=== Data listing ===

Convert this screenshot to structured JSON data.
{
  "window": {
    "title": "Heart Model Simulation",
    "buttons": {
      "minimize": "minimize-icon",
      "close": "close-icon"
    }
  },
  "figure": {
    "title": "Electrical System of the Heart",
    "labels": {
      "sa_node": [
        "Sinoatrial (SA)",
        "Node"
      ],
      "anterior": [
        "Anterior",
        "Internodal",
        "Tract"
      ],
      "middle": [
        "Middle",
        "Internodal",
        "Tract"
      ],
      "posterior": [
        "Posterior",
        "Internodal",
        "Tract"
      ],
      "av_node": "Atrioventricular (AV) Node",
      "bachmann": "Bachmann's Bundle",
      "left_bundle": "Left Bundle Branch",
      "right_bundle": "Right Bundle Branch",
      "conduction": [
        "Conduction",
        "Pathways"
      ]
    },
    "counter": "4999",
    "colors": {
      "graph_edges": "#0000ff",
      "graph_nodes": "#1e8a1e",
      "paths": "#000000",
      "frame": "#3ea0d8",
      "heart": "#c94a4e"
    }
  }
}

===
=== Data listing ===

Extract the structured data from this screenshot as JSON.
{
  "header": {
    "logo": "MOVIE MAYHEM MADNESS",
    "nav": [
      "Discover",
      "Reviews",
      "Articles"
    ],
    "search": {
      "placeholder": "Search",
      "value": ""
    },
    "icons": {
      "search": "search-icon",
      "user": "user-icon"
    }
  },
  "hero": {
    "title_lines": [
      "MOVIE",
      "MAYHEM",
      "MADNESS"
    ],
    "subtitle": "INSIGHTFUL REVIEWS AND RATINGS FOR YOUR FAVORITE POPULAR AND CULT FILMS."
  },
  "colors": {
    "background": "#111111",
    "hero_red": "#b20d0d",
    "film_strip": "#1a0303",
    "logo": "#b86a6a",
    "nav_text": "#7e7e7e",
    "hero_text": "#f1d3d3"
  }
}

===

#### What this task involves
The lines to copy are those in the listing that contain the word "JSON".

#### Completed exercise
Convert this screenshot to structured JSON data.
Extract the structured data from this screenshot as JSON.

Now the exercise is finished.